In fact, in addition to the Schools of Hope proposal HB 7069 also includes two teacher bonus programs – one “old” and one new. The “old” one is the Best and Brightest program that has given teachers who scored well on their own SAT or ACT tests and earned “highly effective” evaluations substantial bonuses for the last two years (first year teachers can earn the bonuses just for having the high SAT/ACT scores). This year under HB 7069, those bonuses would be $6,000 each. The new bonus program would reward every teacher in every charter and traditional district school who earns an evaluation of “highly effective” a $1,200 bonus. It is likely that the “highly effective” bonuses would cost about $90 million, dwarfing the expenditure on the “old” Best and Brightest program. The new program would also provide bonuses of up to $800 to each “effective” teacher – depending on how much money is left over in the $234 million bonus pot after the Best and Brightest teacher bonus program, the $1,200 “highly effective” bonus program and a new principal bonus program are funded. However, the $800 bonuses could cost as much as $70 million. (Thanks to Kristen Clark for civilly but convincingly pointing out the “up to” aspect of the $800 program).

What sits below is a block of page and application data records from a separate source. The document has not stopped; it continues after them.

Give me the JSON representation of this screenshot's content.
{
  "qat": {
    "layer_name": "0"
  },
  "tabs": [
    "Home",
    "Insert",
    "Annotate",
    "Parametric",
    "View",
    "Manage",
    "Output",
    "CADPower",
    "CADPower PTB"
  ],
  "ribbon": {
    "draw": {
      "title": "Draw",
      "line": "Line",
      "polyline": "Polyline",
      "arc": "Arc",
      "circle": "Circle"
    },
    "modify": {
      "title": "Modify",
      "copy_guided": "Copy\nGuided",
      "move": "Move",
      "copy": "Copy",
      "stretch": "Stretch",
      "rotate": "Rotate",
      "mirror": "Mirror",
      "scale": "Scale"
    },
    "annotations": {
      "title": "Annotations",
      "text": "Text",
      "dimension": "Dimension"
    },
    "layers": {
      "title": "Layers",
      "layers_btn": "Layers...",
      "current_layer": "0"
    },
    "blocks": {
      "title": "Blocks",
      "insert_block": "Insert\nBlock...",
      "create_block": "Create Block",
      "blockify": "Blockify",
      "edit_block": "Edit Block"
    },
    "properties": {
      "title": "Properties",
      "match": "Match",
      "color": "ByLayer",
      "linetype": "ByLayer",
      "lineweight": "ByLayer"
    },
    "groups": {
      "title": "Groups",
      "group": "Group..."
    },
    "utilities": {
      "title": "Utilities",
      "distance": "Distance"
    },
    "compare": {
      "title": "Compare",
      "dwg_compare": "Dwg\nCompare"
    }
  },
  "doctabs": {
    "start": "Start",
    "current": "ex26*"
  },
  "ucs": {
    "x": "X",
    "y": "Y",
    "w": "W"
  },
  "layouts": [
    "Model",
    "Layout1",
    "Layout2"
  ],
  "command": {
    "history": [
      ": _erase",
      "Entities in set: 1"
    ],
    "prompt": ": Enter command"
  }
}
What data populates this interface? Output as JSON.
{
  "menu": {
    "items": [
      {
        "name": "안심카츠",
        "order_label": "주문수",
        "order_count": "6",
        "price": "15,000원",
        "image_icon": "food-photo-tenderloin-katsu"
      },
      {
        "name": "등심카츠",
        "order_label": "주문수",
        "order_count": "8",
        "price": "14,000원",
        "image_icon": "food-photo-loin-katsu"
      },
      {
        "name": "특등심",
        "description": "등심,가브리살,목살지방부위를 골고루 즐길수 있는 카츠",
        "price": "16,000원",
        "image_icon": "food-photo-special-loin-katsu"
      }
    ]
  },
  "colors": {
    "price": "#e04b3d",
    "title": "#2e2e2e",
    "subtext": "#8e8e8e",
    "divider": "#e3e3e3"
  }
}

But back to the controversial Schools of Hope idea that seems to pit charter schools against traditional district schools. My kids attended traditional public schools, Catholic schools and even a “ritzy” (by Tallahassee standards) private school. I’ve worked with teachers from traditional public schools and charter schools. I’ve seen some terrific teaching in all of these schools. I have also seen in every one of these categories of schools teachers who really should be doing something else for a living. I don’t know the answer to the question of whether Schools of Hope would make things better for students from disadvantaged backgrounds. But I am convinced that the very existence of this proposal should prompt each of us to take a clear-eyed look at the school in which we are involved. Here is a guarantee: There is at least one teacher at your school who should not be teaching there. If you don’t agree with me, then you are almost certainly not being honest with yourself.
Governor Scott is presently mulling over how to respond to HB 7069. Much of his calculus is political and concerns how the action he chooses – approve or veto – will affect his campaign to win a seat in the U.S. Senate next year. But I hope Governor Scott and his staff are also thinking about whether HB 7069 would give more of the state’s students the opportunity to work with strong teachers.